Instructions to follow: Filter the data below for the string "SendEmailResult" and copy each matching line.

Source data
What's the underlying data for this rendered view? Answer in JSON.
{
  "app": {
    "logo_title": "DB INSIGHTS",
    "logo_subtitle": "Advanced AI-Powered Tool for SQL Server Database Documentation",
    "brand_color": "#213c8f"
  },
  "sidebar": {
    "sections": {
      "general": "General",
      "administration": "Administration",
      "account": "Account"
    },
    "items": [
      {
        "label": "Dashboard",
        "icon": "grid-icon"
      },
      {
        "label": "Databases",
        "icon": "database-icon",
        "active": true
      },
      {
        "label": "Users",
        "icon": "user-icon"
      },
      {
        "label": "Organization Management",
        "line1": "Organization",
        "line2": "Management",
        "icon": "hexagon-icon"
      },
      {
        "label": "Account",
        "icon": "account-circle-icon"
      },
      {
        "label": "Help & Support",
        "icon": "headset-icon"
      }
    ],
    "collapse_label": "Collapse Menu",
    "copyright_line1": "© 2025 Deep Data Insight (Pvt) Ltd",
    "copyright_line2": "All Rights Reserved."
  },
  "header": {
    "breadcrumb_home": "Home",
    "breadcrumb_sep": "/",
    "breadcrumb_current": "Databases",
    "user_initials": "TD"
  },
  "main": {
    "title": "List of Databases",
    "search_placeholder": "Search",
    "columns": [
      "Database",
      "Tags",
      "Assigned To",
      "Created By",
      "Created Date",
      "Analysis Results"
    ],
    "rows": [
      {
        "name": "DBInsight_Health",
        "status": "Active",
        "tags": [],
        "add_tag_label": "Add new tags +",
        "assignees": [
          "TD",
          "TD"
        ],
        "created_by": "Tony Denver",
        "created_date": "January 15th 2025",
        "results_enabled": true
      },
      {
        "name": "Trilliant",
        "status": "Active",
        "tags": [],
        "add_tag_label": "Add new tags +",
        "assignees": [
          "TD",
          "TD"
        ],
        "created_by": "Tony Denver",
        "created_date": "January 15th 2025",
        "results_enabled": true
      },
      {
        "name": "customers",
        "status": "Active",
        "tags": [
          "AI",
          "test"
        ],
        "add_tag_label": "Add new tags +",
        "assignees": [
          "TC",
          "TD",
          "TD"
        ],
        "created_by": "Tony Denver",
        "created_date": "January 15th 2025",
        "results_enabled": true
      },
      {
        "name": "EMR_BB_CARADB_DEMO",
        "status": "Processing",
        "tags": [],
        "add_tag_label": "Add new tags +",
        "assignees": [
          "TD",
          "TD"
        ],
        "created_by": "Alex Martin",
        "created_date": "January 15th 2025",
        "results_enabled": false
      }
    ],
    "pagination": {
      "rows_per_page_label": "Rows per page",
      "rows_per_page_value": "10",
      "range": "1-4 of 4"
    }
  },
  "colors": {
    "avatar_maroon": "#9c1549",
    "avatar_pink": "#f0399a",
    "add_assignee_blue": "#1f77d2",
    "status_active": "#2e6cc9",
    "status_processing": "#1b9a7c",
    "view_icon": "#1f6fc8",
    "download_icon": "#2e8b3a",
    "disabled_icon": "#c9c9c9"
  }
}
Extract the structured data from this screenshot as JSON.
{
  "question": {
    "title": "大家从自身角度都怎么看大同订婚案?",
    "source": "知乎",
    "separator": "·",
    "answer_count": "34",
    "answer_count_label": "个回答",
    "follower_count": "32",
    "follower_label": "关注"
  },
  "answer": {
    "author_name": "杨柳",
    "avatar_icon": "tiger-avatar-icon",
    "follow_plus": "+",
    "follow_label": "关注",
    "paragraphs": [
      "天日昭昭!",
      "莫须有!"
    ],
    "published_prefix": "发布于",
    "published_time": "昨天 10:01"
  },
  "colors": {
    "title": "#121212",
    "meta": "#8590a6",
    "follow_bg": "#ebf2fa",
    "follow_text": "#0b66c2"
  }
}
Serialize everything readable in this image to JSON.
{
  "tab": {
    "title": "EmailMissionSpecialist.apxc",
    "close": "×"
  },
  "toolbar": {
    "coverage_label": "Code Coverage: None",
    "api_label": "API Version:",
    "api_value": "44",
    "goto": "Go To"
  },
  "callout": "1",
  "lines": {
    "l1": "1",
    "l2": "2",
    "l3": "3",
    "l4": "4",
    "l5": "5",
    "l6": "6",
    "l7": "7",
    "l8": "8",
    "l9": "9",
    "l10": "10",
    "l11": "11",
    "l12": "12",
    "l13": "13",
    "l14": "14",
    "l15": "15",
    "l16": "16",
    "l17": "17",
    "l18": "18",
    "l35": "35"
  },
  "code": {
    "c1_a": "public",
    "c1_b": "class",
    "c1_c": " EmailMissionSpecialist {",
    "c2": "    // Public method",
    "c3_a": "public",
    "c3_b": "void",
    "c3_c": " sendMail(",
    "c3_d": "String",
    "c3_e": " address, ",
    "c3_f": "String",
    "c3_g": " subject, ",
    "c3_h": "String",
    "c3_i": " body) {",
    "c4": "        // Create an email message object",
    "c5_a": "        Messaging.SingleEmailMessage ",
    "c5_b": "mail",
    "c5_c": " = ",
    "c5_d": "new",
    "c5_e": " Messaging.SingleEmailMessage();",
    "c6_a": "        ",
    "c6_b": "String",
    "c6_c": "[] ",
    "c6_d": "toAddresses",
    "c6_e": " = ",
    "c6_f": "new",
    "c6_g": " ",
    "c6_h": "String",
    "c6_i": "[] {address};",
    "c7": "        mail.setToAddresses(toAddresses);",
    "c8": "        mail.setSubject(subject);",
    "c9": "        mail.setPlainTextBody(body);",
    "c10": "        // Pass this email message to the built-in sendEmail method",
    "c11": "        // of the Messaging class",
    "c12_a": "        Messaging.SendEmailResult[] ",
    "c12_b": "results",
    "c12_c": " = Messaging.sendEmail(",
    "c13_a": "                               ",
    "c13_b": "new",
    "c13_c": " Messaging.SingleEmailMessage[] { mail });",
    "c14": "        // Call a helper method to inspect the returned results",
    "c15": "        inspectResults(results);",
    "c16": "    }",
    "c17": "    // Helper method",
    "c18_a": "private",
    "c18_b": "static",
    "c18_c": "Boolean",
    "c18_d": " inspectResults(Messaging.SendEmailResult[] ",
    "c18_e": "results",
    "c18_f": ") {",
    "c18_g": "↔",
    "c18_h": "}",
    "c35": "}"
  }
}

Expected answer:
    "c12_a": "        Messaging.SendEmailResult[] ",
    "c18_d": " inspectResults(Messaging.SendEmailResult[] ",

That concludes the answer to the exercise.